There are several reasons why Merion will prove a tough test, regardless of the conditions.


"You've got to hit it in the fairway," McIlroy said. "It's a pretty tight golf course. And when you do get it in the rough, you're not going to make birdies out of there."

The USGA made the course even tighter by eliminating the first cut of rough on both sides of the fairway at each hole. The rough is thick and punishing and if players find it off the tee, they will be advancing the ball back into the fairway instead of going for the green.


If the forecast holds and the rain comes Thursday, mud balls will follow. Clear skies and moderate temperatures are expected from Friday on, but as the sun bakes the fairways, shots will bite on the drying grass and the soft ground underneath will cling to the ball.

The USGA does not support the lift, clean and place method, so players will be forced to play the muddy orbs as they lie.

"When you have a mud ball, there is no predicting what happens," said 2010 Open winner Graeme McDowell. "If it's a long shot, it literally can cost you multiple shots.

"I think mud balls are a problem. I think they are unfair."

Fair or not, mud balls may be inevitable. And scores will almost certainly suffer as a result.


Birdies can be had at Merion, but from holes 14-18, they will be earned.

The short, 115-yard par-3 13th gives way to what is considered one of the toughest closing stretches in all of golf. Three tricky par-4s precede the 246- yard par-3 17th, where running the ball up is not an option. A 521-yard par-4 - the site of Ben Hogan's famous 1-iron shot at the 1950 U.S. Open - closes the gauntlet.

"I missed my drive slightly off the back tee last Wednesday, I missed the fairway. They've got all the length there," McDowell said of the 18th.

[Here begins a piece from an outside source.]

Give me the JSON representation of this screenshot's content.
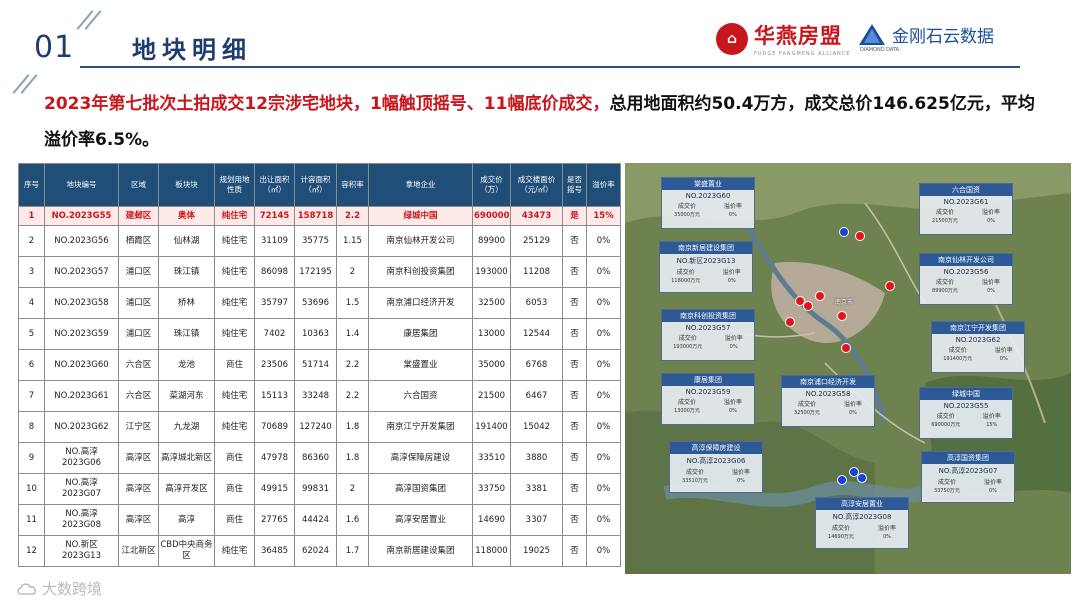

"You've got to hang on for dear life those last five holes," he continued. "I can't think of a tougher finish that I've seen at a U.S. Open."

McIlroy confirmed: "I don't think too many guys are gonna pick up shots over that final stretch."

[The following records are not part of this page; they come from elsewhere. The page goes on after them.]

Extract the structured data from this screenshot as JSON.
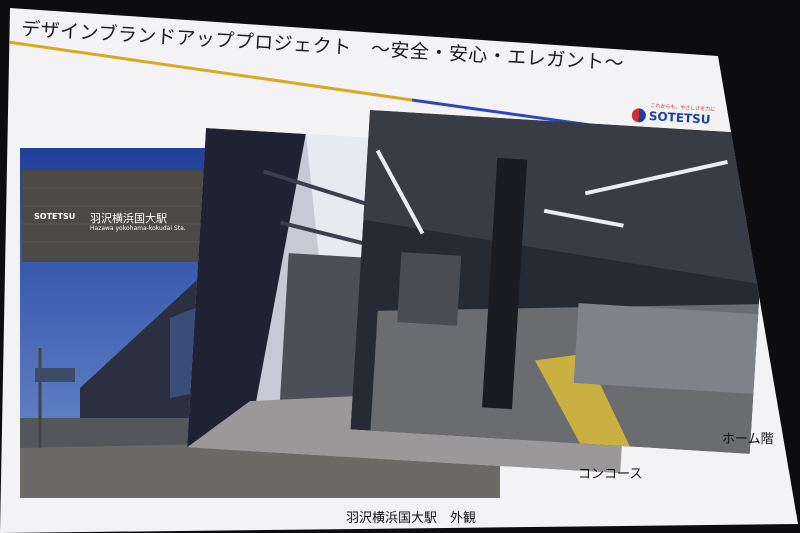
{
  "slide": {
    "title": "デザインブランドアッププロジェクト　～安全・安心・エレガント～",
    "accent_colors": {
      "gold": "#d9a820",
      "blue": "#2a49b8"
    }
  },
  "logo": {
    "tagline": "これからも、やさしさを力に",
    "name": "SOTETSU"
  },
  "photos": {
    "exterior": {
      "station_sign_name_jp": "羽沢横浜国大駅",
      "station_sign_name_en": "Hazawa yokohama-kokudai Sta.",
      "station_sign_brand": "SOTETSU"
    }
  },
  "captions": {
    "exterior": "羽沢横浜国大駅　外観",
    "concourse": "コンコース",
    "platform": "ホーム階"
  }
}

Soggy conditions may make for easier approaches, but they can take a physical toll.

"The ground is going to be heavy," said the 24-year-old McIlroy, one of the more physically fit players in the game. "It's going to be a tough walk out there."

His plan? "Conserve as much energy as you can between rounds," he said.

"It just wears on your legs," said Sergio Garcia.


What do weather men really know, anyway? Earlier in the week, most forecasts called for a 90 percent chance of rain on Thursday. Now, that number is down to 60.

The point is weather patterns and forecasts change. An assistant pro at Merion said that if the rain holds off Thursday, the course will be firm and fast by Friday, rendering the entire issue moot.

Yes, the near-Biblical amount of rain dumped on Merion in recent days may lead to lower scores, but this certainly isn't a doomsday scenario. Players will be forced to adjust to the unpredictable conditions, and whether it's firm and fast or soft and slow, the unique layout will prove an adequate Open test.